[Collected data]

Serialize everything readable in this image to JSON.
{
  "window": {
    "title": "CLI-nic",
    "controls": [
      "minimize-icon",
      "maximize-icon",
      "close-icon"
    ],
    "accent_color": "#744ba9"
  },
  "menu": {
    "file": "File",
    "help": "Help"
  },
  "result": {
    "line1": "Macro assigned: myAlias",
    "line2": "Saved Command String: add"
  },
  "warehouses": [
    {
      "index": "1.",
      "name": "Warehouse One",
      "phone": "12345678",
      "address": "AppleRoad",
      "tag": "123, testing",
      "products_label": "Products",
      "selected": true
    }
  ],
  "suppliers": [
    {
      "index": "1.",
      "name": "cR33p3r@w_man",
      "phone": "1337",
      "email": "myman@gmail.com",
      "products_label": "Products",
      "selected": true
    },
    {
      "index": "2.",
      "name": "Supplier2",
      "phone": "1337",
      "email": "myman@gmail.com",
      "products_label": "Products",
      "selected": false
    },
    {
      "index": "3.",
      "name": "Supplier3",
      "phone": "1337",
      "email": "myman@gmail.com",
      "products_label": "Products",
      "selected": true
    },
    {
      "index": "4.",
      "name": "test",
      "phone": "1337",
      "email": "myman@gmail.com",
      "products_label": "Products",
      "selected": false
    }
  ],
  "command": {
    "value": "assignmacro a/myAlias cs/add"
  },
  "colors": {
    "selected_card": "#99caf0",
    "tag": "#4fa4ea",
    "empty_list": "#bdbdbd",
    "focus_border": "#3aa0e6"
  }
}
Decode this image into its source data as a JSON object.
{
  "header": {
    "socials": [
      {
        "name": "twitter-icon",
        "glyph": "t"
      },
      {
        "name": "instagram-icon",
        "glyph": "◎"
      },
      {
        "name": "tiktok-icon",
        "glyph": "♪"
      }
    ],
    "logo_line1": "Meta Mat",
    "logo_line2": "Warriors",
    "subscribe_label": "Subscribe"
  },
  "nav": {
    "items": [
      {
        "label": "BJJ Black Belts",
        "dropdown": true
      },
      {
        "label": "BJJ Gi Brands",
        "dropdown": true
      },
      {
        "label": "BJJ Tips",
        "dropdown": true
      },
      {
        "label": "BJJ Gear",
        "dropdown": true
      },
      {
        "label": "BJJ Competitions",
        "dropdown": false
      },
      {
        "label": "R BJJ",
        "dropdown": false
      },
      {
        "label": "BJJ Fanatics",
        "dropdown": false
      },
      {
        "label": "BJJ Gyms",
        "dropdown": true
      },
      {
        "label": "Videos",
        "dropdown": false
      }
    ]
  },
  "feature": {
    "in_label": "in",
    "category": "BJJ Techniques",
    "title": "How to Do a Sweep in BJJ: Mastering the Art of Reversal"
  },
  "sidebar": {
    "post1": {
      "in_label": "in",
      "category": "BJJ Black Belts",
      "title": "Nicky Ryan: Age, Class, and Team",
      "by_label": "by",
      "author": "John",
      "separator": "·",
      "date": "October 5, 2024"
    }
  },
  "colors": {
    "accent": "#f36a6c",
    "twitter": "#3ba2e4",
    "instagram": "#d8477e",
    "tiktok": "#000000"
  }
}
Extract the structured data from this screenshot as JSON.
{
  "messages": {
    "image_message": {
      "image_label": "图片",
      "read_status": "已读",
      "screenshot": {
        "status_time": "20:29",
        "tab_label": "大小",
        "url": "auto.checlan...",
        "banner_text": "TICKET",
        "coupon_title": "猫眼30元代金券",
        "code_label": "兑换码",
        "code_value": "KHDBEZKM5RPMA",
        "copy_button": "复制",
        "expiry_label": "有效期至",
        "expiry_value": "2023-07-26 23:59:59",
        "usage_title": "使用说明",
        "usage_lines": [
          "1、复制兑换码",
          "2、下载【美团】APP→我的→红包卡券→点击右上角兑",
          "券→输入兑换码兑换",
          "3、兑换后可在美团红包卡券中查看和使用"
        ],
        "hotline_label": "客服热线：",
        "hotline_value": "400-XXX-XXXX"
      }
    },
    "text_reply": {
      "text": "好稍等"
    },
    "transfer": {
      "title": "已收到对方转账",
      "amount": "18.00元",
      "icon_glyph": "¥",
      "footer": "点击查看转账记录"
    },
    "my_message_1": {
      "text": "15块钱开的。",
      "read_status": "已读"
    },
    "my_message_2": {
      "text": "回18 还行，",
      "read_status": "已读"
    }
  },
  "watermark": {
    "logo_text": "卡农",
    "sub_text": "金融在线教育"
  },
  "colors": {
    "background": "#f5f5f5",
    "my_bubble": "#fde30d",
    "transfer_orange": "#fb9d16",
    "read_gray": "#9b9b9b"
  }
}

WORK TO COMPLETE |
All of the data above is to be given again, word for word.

TASK SOLUTION |
Serialize everything readable in this image to JSON.
{
  "window": {
    "title": "CLI-nic",
    "controls": [
      "minimize-icon",
      "maximize-icon",
      "close-icon"
    ],
    "accent_color": "#744ba9"
  },
  "menu": {
    "file": "File",
    "help": "Help"
  },
  "result": {
    "line1": "Macro assigned: myAlias",
    "line2": "Saved Command String: add"
  },
  "warehouses": [
    {
      "index": "1.",
      "name": "Warehouse One",
      "phone": "12345678",
      "address": "AppleRoad",
      "tag": "123, testing",
      "products_label": "Products",
      "selected": true
    }
  ],
  "suppliers": [
    {
      "index": "1.",
      "name": "cR33p3r@w_man",
      "phone": "1337",
      "email": "myman@gmail.com",
      "products_label": "Products",
      "selected": true
    },
    {
      "index": "2.",
      "name": "Supplier2",
      "phone": "1337",
      "email": "myman@gmail.com",
      "products_label": "Products",
      "selected": false
    },
    {
      "index": "3.",
      "name": "Supplier3",
      "phone": "1337",
      "email": "myman@gmail.com",
      "products_label": "Products",
      "selected": true
    },
    {
      "index": "4.",
      "name": "test",
      "phone": "1337",
      "email": "myman@gmail.com",
      "products_label": "Products",
      "selected": false
    }
  ],
  "command": {
    "value": "assignmacro a/myAlias cs/add"
  },
  "colors": {
    "selected_card": "#99caf0",
    "tag": "#4fa4ea",
    "empty_list": "#bdbdbd",
    "focus_border": "#3aa0e6"
  }
}
Decode this image into its source data as a JSON object.
{
  "header": {
    "socials": [
      {
        "name": "twitter-icon",
        "glyph": "t"
      },
      {
        "name": "instagram-icon",
        "glyph": "◎"
      },
      {
        "name": "tiktok-icon",
        "glyph": "♪"
      }
    ],
    "logo_line1": "Meta Mat",
    "logo_line2": "Warriors",
    "subscribe_label": "Subscribe"
  },
  "nav": {
    "items": [
      {
        "label": "BJJ Black Belts",
        "dropdown": true
      },
      {
        "label": "BJJ Gi Brands",
        "dropdown": true
      },
      {
        "label": "BJJ Tips",
        "dropdown": true
      },
      {
        "label": "BJJ Gear",
        "dropdown": true
      },
      {
        "label": "BJJ Competitions",
        "dropdown": false
      },
      {
        "label": "R BJJ",
        "dropdown": false
      },
      {
        "label": "BJJ Fanatics",
        "dropdown": false
      },
      {
        "label": "BJJ Gyms",
        "dropdown": true
      },
      {
        "label": "Videos",
        "dropdown": false
      }
    ]
  },
  "feature": {
    "in_label": "in",
    "category": "BJJ Techniques",
    "title": "How to Do a Sweep in BJJ: Mastering the Art of Reversal"
  },
  "sidebar": {
    "post1": {
      "in_label": "in",
      "category": "BJJ Black Belts",
      "title": "Nicky Ryan: Age, Class, and Team",
      "by_label": "by",
      "author": "John",
      "separator": "·",
      "date": "October 5, 2024"
    }
  },
  "colors": {
    "accent": "#f36a6c",
    "twitter": "#3ba2e4",
    "instagram": "#d8477e",
    "tiktok": "#000000"
  }
}
Extract the structured data from this screenshot as JSON.
{
  "messages": {
    "image_message": {
      "image_label": "图片",
      "read_status": "已读",
      "screenshot": {
        "status_time": "20:29",
        "tab_label": "大小",
        "url": "auto.checlan...",
        "banner_text": "TICKET",
        "coupon_title": "猫眼30元代金券",
        "code_label": "兑换码",
        "code_value": "KHDBEZKM5RPMA",
        "copy_button": "复制",
        "expiry_label": "有效期至",
        "expiry_value": "2023-07-26 23:59:59",
        "usage_title": "使用说明",
        "usage_lines": [
          "1、复制兑换码",
          "2、下载【美团】APP→我的→红包卡券→点击右上角兑",
          "券→输入兑换码兑换",
          "3、兑换后可在美团红包卡券中查看和使用"
        ],
        "hotline_label": "客服热线：",
        "hotline_value": "400-XXX-XXXX"
      }
    },
    "text_reply": {
      "text": "好稍等"
    },
    "transfer": {
      "title": "已收到对方转账",
      "amount": "18.00元",
      "icon_glyph": "¥",
      "footer": "点击查看转账记录"
    },
    "my_message_1": {
      "text": "15块钱开的。",
      "read_status": "已读"
    },
    "my_message_2": {
      "text": "回18 还行，",
      "read_status": "已读"
    }
  },
  "watermark": {
    "logo_text": "卡农",
    "sub_text": "金融在线教育"
  },
  "colors": {
    "background": "#f5f5f5",
    "my_bubble": "#fde30d",
    "transfer_orange": "#fb9d16",
    "read_gray": "#9b9b9b"
  }
}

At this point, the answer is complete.